10 Nov 1889
1839 - 1892
There has been much confusion about this work, which has been mistakenly said to depict Kaga no Chiyo (1703–75), a famous 'haiku' poetess who lived in the Edo period. It is most likely the poetess Adachi Chiyono, a daughter of a Kamakura period warrior Adachi Yasumori (1231–85). After the fall of her husband’s political position, she decided to become a Buddhist nun, under Mugaku Sōgen (1226–86), a Chinese Zen Rinzai master. She was given the Buddhist name Muchaku. She is sometimes also confused with another female Zen master, Mugai Nyodai.

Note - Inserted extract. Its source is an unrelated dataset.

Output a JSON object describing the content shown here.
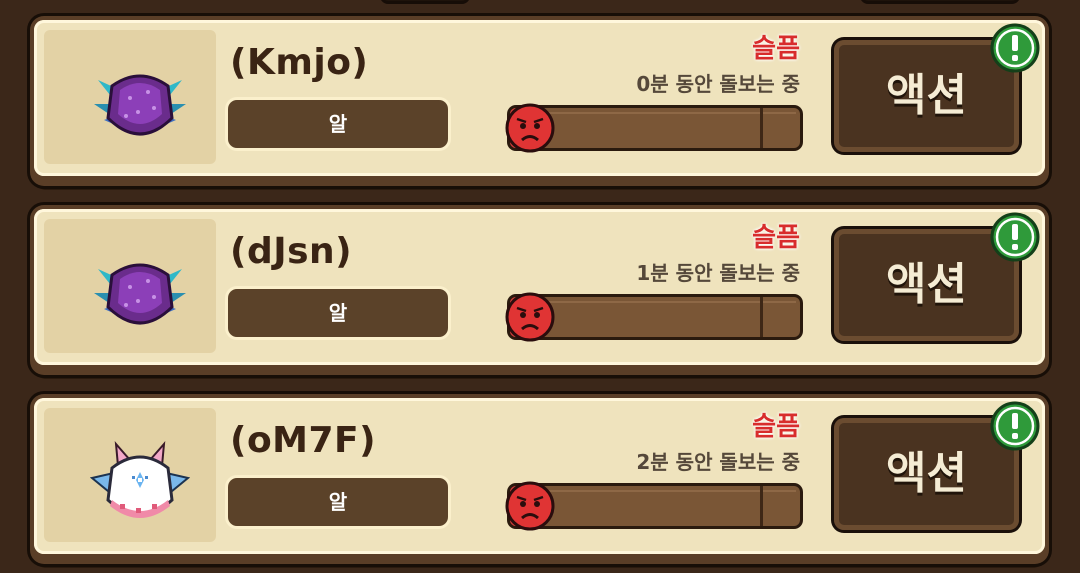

Her poem refers to her laboured efforts to attain enlightenment.
Chiyodono ga/ itadaku oke no/ soko nukete/ misu tamari tewa/ tsuki mo yadorazu
Place where the work was made
Meiji period 1868 - 1912 → Japan
10 Nov 1889
colour woodblock; ōban
39.0 x 26.0 cm
Signature & date
Signed and dated.
Yasuko Myer Bequest Fund 2012
Not on display
Where the work was made
Shown in 1 exhibition
Yoshitoshi: One Hundred Aspects of the Moon, Art Gallery of New South Wales, Sydney, 20 Aug 2016–20 Nov 2016
Referenced in 4 publications
Natalie Seiz pgs. 7-8, TAASA Review, 'Stories of women in Yoshitoshi's One Hundred Aspects of the Moon', Sydney, Sep 2016, 7 (colour illus.).
Yuriko Iwakiri, Yoshitoshi Tsuki hyakushi (Yoshitoshi’s One hundred aspects of the moon), Tokyo, 2010. General reference; Another edition was reproduced
John Stevenson, Yoshitoshi's One hundred aspects of the moon, Seattle, 1992, (colour illus.). cat.no.74; Another edition was reproduced
Chris UHLENBECK, Yoshitoshi: masterpieces from the Ed Freis collection, Leiden, 2011, 135-136. General reference; Another edition was reproduced